Dementia is now widely recognized as one of the most important health crises of the 21st century but there is an urgent need for collaborative, global action to address the impact of dementia.

In May 2017, the World Health Organization (WHO) adopted a global plan on dementia that includes targets for improved awareness, risk reduction, diagnosis, care and treatment, support for care partners and research by 2025. The plan urges WHO Member States to develop national plans that address the unique impact of dementia in their county. Costa Rica is one of only 29 governments have developed a national plan.

Following the development of the National Alzheimer's Plan in 2014, Costa Rica has put itself at the forefront of the care and improvement of the response to dementia in Latin America in seven fundamental principles:

1. Human rights of people with dementia

2. Empowerment and participation of people with dementia and their caregivers

3. Practices based on scientific evidence for risk reduction and dementia care with research in the
    public and private sector.

4. Multi-sectoral collaboration in the public health response to dementia

5. Health, social and community coverage for dementia

6. Equity in public health responses in relation to dementia

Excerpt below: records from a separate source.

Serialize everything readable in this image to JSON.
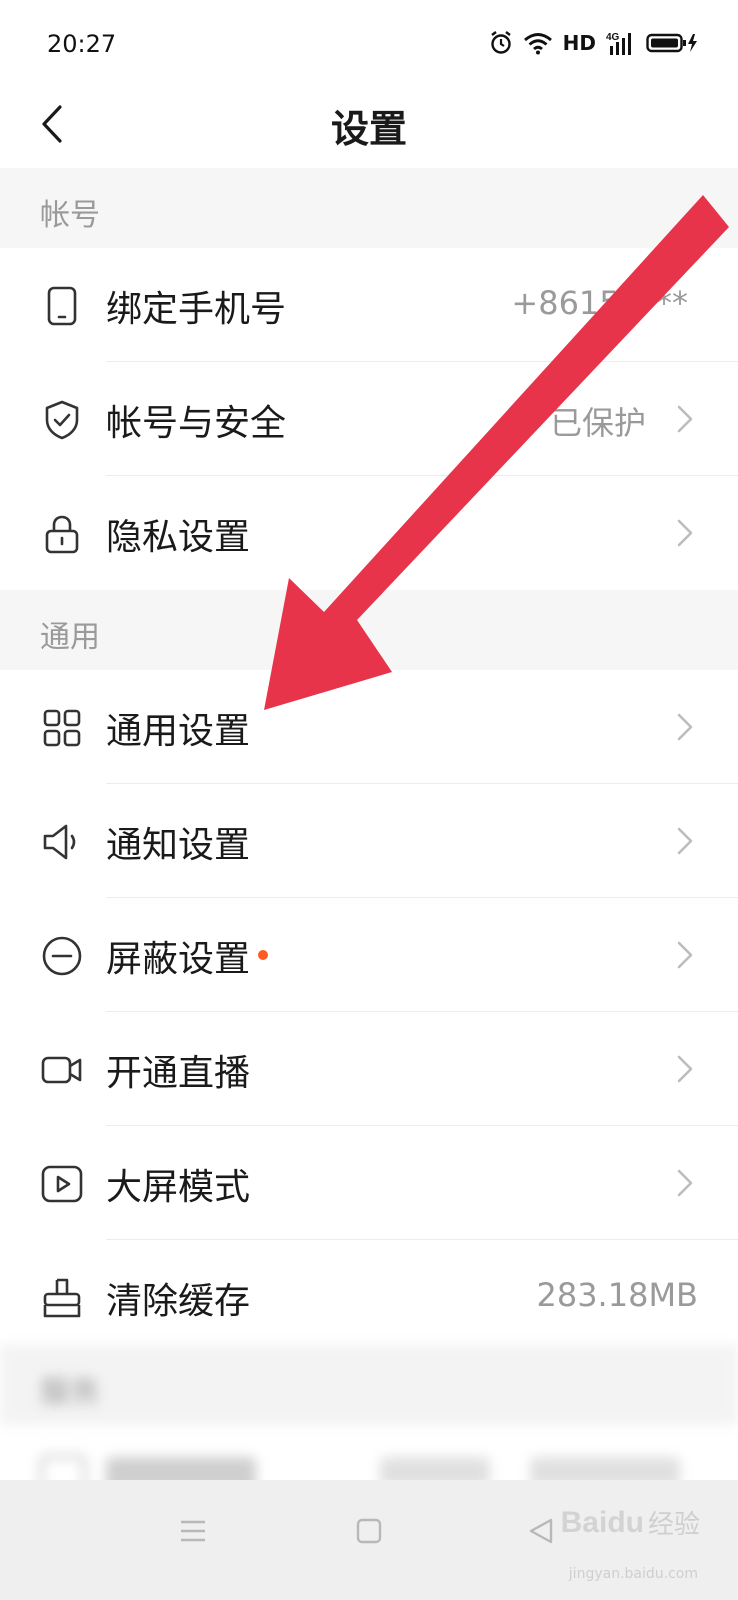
{
  "status_bar": {
    "time": "20:27",
    "hd": "HD",
    "network": "4G",
    "icons": [
      "alarm-icon",
      "wifi-icon",
      "signal-icon",
      "battery-icon"
    ]
  },
  "header": {
    "title": "设置",
    "back_icon": "chevron-left-icon"
  },
  "sections": {
    "account": {
      "title": "帐号",
      "items": [
        {
          "label": "绑定手机号",
          "value": "+86150***",
          "icon": "phone-icon",
          "arrow": false
        },
        {
          "label": "帐号与安全",
          "value": "已保护",
          "icon": "shield-icon",
          "arrow": true
        },
        {
          "label": "隐私设置",
          "value": "",
          "icon": "lock-icon",
          "arrow": true
        }
      ]
    },
    "general": {
      "title": "通用",
      "items": [
        {
          "label": "通用设置",
          "value": "",
          "icon": "grid-icon",
          "arrow": true
        },
        {
          "label": "通知设置",
          "value": "",
          "icon": "speaker-icon",
          "arrow": true
        },
        {
          "label": "屏蔽设置",
          "value": "",
          "icon": "block-icon",
          "arrow": true,
          "badge": "red-dot"
        },
        {
          "label": "开通直播",
          "value": "",
          "icon": "video-camera-icon",
          "arrow": true
        },
        {
          "label": "大屏模式",
          "value": "",
          "icon": "play-screen-icon",
          "arrow": true
        },
        {
          "label": "清除缓存",
          "value": "283.18MB",
          "icon": "broom-icon",
          "arrow": false
        }
      ]
    },
    "service": {
      "title": "服务"
    }
  },
  "watermark": {
    "logo": "Baidu",
    "text": "经验",
    "sub": "jingyan.baidu.com"
  },
  "colors": {
    "arrow": "#e8344a",
    "badge": "#ff5a1f",
    "section_bg": "#f6f6f6",
    "secondary_text": "#9a9a9a"
  }
}
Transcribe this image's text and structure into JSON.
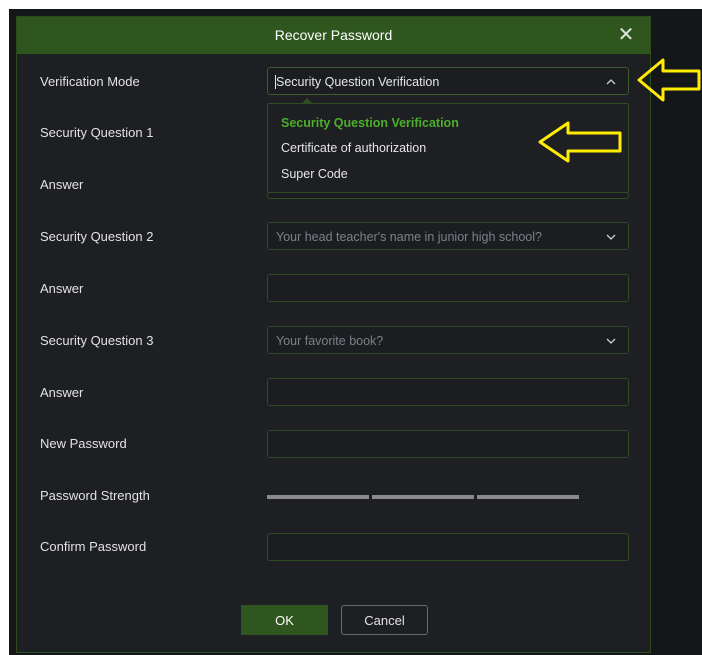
{
  "dialog": {
    "title": "Recover Password",
    "close_icon": "close-icon"
  },
  "form": {
    "verification_mode_label": "Verification Mode",
    "verification_mode_value": "Security Question Verification",
    "security_question_1_label": "Security Question 1",
    "answer_1_label": "Answer",
    "security_question_2_label": "Security Question 2",
    "security_question_2_value": "Your head teacher's name in junior high school?",
    "answer_2_label": "Answer",
    "security_question_3_label": "Security Question 3",
    "security_question_3_value": "Your favorite book?",
    "answer_3_label": "Answer",
    "new_password_label": "New Password",
    "password_strength_label": "Password Strength",
    "confirm_password_label": "Confirm Password"
  },
  "dropdown": {
    "options": [
      {
        "label": "Security Question Verification",
        "selected": true
      },
      {
        "label": "Certificate of authorization",
        "selected": false
      },
      {
        "label": "Super Code",
        "selected": false
      }
    ]
  },
  "buttons": {
    "ok_label": "OK",
    "cancel_label": "Cancel"
  },
  "colors": {
    "accent": "#2f561f",
    "selected_option": "#4dae2b",
    "annotation_arrow": "#ffec00",
    "background": "#1d1f22"
  }
}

7. Care, prevention, promotion and rehabilitation in the treatment and development of dementia care.

The effective application of these principles has placed Costa Rica as a pioneer and leader at the Global level in congruence with the strategy of attention to dementia signed by all members of the Pan American Health Organization (PAHO) and proposed by the state of Costa Rica, according to the Dr Norbel Román, President of ASCADA.

The actions developed have allowed the establishment of public health policies and actions focused on social and community participation with a focus on respect for human rights and universal accessibility with the collaboration of the regional office of the Pan American Health Organization PAHO-WHO for mental health, aging, disability, human rights and societies.

ADI congratulates the President alongside the association in the prioritisation of dementia in the region and internationally. More governments must develop plans to reduce the impact of dementia globally. ADI welcomes the support of Heads of State to achieve greater awareness of, and action on dementia in partnership with Alzheimer associations and people with dementia and their care partners in their country. 


Notes to Editor

Global impact of dementia

  • Every 3 seconds someone in the world develops dementia
  • Dementia will become a billion-dollar disease in 2018Almost 50 million people in the world are estimated to be living with the disease
  • Alzheimer's disease and vascular dementia are the most common type of dementia, accounting for up to 90% of dementia cases
  • Symptoms may include loss of memory, difficulty performing previously routine tasks and changes in personality and mood

About Alzheimer’s Disease International

ADI is the international federation of 90 Alzheimer associations around the world, in official relations with the World Health Organization. ADI's vision is prevention, care and inclusion today, and cure tomorrow. ADI believes that the key to winning the fight against dementia lies in a unique combination of global solutions and local knowledge. ADI works locally, by empowering Alzheimer associations to promote and offer care and support for persons with dementia and their care partners, while working globally to focus attention on dementia and campaign for policy change. For more information, please visit

About Asociación Costarricense de Alzheimer y otras Demencias Asociada (ASCADA)

The Costa Rican Association of Alzheimer's and Associated Dementias (ASCADA) was created as a private, non-profit initiative to provide psychological and spiritual training and counseling to families and / or caregivers of Alzheimer's and related illnesses. ASCADA is made up of a volunteer group of professionals in medicine, psychology, nutrition and physical and respiratory therapy, relatives of patients and / or caregivers and former caregivers, who have been trained to clarify many doubts and give answers to the different queries they make the Costa Ricans who suffer the pain of caring for a relative with Alzheimer's. For more information, visit